Access to toilets is one of the biggest issues in the developing world. As millions of slum dwellers don’t have access to the fundamental human right of good sanitation, a team of MIT graduates have devised a sustainable solution to make hygiene affordable and accessible – and an alternative to pay-per-use pits.
Starting in Kenya, startup Sanergy built a franchise network of clean, containerised toilets run by local micro-entrepreneurs. The community is engaged with running the Fresh Life Toilets at every step, with waste separated to make organic fertiliser, instead of polluting waterways.

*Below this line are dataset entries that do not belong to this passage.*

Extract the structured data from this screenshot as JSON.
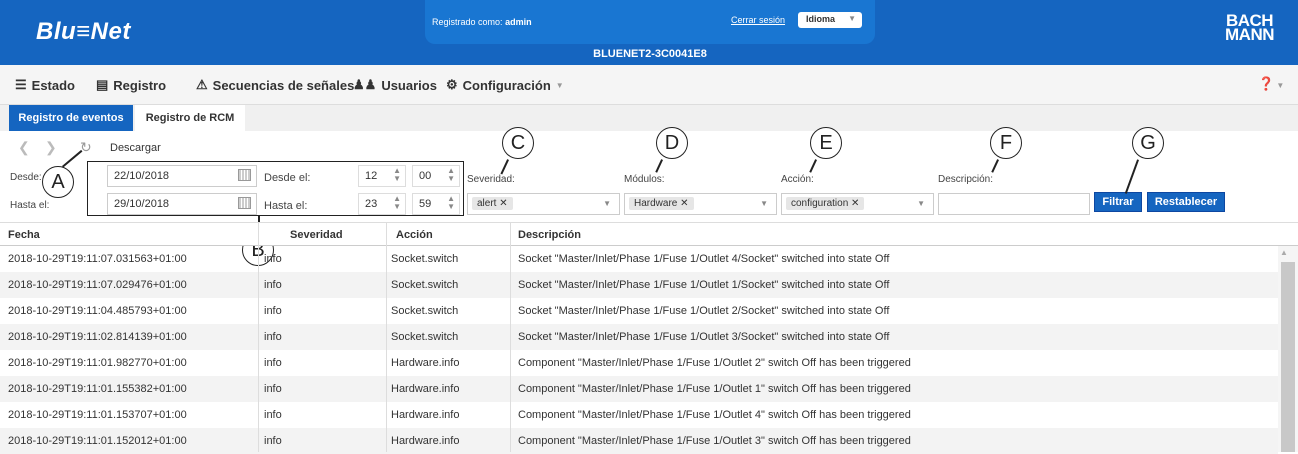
{
  "header": {
    "logo": "Blu≡Net",
    "login_prefix": "Registrado como:",
    "login_user": "admin",
    "logout": "Cerrar sesión",
    "language": "Idioma",
    "device": "BLUENET2-3C0041E8",
    "brand_line1": "BACH",
    "brand_line2": "MANN",
    "colors": {
      "primary": "#1565c0",
      "panel": "#1976d2"
    }
  },
  "nav": {
    "items": [
      {
        "label": "Estado",
        "icon": "menu-lines-icon"
      },
      {
        "label": "Registro",
        "icon": "document-icon"
      },
      {
        "label": "Secuencias de señales",
        "icon": "warning-triangle-icon"
      },
      {
        "label": "Usuarios",
        "icon": "users-icon"
      },
      {
        "label": "Configuración",
        "icon": "gear-icon"
      }
    ],
    "help_icon": "question-circle-icon"
  },
  "subtabs": [
    "Registro de eventos",
    "Registro de RCM"
  ],
  "toolbar": {
    "download": "Descargar"
  },
  "filters": {
    "from_label": "Desde:",
    "to_label": "Hasta el:",
    "from_date": "22/10/2018",
    "to_date": "29/10/2018",
    "from_time_label": "Desde el:",
    "to_time_label": "Hasta el:",
    "from_hour": "12",
    "from_min": "00",
    "to_hour": "23",
    "to_min": "59",
    "severity_label": "Severidad:",
    "severity_tag": "alert",
    "modules_label": "Módulos:",
    "modules_tag": "Hardware",
    "action_label": "Acción:",
    "action_tag": "configuration",
    "description_label": "Descripción:",
    "description_value": "",
    "filter_button": "Filtrar",
    "reset_button": "Restablecer"
  },
  "callouts": [
    "A",
    "B",
    "C",
    "D",
    "E",
    "F",
    "G"
  ],
  "table": {
    "columns": [
      "Fecha",
      "Severidad",
      "Acción",
      "Descripción"
    ],
    "rows": [
      [
        "2018-10-29T19:11:07.031563+01:00",
        "info",
        "Socket.switch",
        "Socket \"Master/Inlet/Phase 1/Fuse 1/Outlet 4/Socket\" switched into state Off"
      ],
      [
        "2018-10-29T19:11:07.029476+01:00",
        "info",
        "Socket.switch",
        "Socket \"Master/Inlet/Phase 1/Fuse 1/Outlet 1/Socket\" switched into state Off"
      ],
      [
        "2018-10-29T19:11:04.485793+01:00",
        "info",
        "Socket.switch",
        "Socket \"Master/Inlet/Phase 1/Fuse 1/Outlet 2/Socket\" switched into state Off"
      ],
      [
        "2018-10-29T19:11:02.814139+01:00",
        "info",
        "Socket.switch",
        "Socket \"Master/Inlet/Phase 1/Fuse 1/Outlet 3/Socket\" switched into state Off"
      ],
      [
        "2018-10-29T19:11:01.982770+01:00",
        "info",
        "Hardware.info",
        "Component \"Master/Inlet/Phase 1/Fuse 1/Outlet 2\" switch Off has been triggered"
      ],
      [
        "2018-10-29T19:11:01.155382+01:00",
        "info",
        "Hardware.info",
        "Component \"Master/Inlet/Phase 1/Fuse 1/Outlet 1\" switch Off has been triggered"
      ],
      [
        "2018-10-29T19:11:01.153707+01:00",
        "info",
        "Hardware.info",
        "Component \"Master/Inlet/Phase 1/Fuse 1/Outlet 4\" switch Off has been triggered"
      ],
      [
        "2018-10-29T19:11:01.152012+01:00",
        "info",
        "Hardware.info",
        "Component \"Master/Inlet/Phase 1/Fuse 1/Outlet 3\" switch Off has been triggered"
      ]
    ]
  }
}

The success stories of Fresh Life Operators, from being able to afford educations to expanding franchises, are spurring on the ‘digital toilet’ model to be replicated within other urban slums. There are currently 1,691 active Fresh Life Toilets in informal settlements, with 50,000 daily uses from community members now with access to affordable hygienic sanitation and over 1,250 jobs created. This includes Fresh Life Operators and the attendants that they hire as they expand.
Within five years, the aim is to provide sanitation to more than half a million people – whilst teaching the very business behind doing your business.
David Auerbac, Co-founder, Sanergy